While Fear, Disgust, and Anger attempt to man the controls at HQ, Joy and Sadness must make their way back. Travelling through the passages of long-term memory, on the train of thought, into the realms of abstract thought, subconsciousness, imagination, dreams, and even the memory dump, the polar-opposite emotions work together and meet other characters of Riley’s mind, ranging from her forgotten imaginary friend Bing-Bong to a scary version of a clown from a past birthday party to an imaginary boyfriend.
For most of the journey, Joy looks out for Sadness, but still is not a fan (after all, why allow Riley to be sad when she could be happy?). But when Riley gets it into her head to run away (thanks to Fear, Anger, and Disgust) and Joy accidentally reveals something (something she’d conveniently forgotten, though Sadness hadn’t), Joy realizes that it’s more essential than ever to get herself and Sadness back to HQ… fast.
Well, between that and the trailer, I think you get the idea that Sadness plays a larger role than Joy originally gives her credit for. And since it’s Pixar, it’s tastefully achieved. I’ll leave the rest of the story there for you to discover.
I think the part of this movie I enjoyed most was the setting of Riley’s mind: its little work force, the geography, the consequences of different locations or actions. I know Pixar consulted with psychologists in order to get as accurate as possible their depiction of the mind and I think all that hard work produced a seemingly effortless world that simply makes sense. How do songs get stuck in your head? What might your dreams be composed of? What does it mean when you forget something for good? I might be wary about the topic of psychology, but I did enjoy the fact that I’m still thinking about how the movie portrayed things even after a week and a half of having seen it.
The story, I think, flows nicely within and without Riley’s mind, transitioning from her world to that of the emotions seamlessly and in ways that made a lot of sense.
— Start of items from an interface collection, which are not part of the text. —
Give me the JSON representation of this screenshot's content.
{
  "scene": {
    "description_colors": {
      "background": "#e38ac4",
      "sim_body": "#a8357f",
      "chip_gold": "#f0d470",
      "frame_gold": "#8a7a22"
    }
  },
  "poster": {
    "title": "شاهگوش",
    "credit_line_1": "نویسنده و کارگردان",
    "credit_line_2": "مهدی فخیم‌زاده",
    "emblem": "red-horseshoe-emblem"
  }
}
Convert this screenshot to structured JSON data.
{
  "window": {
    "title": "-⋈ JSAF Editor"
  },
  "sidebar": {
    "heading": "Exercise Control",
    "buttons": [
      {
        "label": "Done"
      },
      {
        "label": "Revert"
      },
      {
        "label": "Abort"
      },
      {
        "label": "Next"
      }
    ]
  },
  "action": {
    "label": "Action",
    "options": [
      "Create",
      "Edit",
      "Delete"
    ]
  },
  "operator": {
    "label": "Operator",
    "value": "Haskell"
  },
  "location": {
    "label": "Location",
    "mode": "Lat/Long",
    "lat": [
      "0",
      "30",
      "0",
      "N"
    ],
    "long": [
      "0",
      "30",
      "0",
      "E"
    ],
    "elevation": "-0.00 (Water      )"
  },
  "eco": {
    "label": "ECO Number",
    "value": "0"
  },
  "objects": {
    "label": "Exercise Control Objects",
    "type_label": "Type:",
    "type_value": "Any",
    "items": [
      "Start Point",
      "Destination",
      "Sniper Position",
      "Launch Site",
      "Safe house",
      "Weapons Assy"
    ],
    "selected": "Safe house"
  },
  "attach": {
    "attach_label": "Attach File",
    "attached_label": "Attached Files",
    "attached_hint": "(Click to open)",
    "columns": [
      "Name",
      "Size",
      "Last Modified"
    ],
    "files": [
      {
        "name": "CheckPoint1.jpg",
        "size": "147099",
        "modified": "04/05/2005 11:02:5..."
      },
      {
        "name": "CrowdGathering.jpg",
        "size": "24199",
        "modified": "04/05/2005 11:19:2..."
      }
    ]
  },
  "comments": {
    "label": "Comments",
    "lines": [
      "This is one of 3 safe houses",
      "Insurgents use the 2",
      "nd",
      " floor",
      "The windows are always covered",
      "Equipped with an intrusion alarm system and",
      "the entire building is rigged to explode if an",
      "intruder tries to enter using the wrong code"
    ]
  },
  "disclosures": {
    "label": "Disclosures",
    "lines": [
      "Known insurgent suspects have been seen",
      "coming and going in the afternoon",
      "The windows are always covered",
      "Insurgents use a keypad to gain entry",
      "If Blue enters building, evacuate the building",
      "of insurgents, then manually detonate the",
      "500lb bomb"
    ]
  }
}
Speaking of the emotions, these five characters are fun and relatable. At first, despite knowing better, I was with Joy in excluding Sadness. By the end (actually, more like the middle), I changed my mind, (Perhaps partly because I found myself connecting with or at least understanding Sadness more than expected?) Anger and Disgust amused me. Of the five, I think Fear is at the bottom of my list, but he was great too. The voice work for all of the characters (Riley, Mom, and Dad included) was fantastic and fit each character well. Speaking of the Andersons, I enjoyed watching their relationship as it unfolded. They’re a good film family and I always like a good film family.
As for the part I liked least, I can definitely say that the abstract thought scene struck me as odd (partly because the characters take on an radically different appearance). Maybe I’ll like it more in the future, but that scene just felt out of place and like a dream that doesn’t make sense.
All in all, Inside Out is an enjoyable story with interesting characters, a good plot, and wonderfully-built setting. I don’t think it’s the type of movie one could watch too many times in a row (an online friend recommended not going to see it a second time and even in watching it for the first time, I understood what she meant by it even though I haven’t pinpointed why that’s the case), but I’ll definitely be happy to watch it again once it comes out on DVD.
Now, just because I’m curious. From what you know of the emotions as depicted in Inside Out, which do you think is the alpha in your mind? (Hypothetically speaking, that is. You don’t have little voices that control your reactions; you’re responsible for controlling your own emotions.) Unfortunately, I’m thinking that Disgust would be running the show in mine….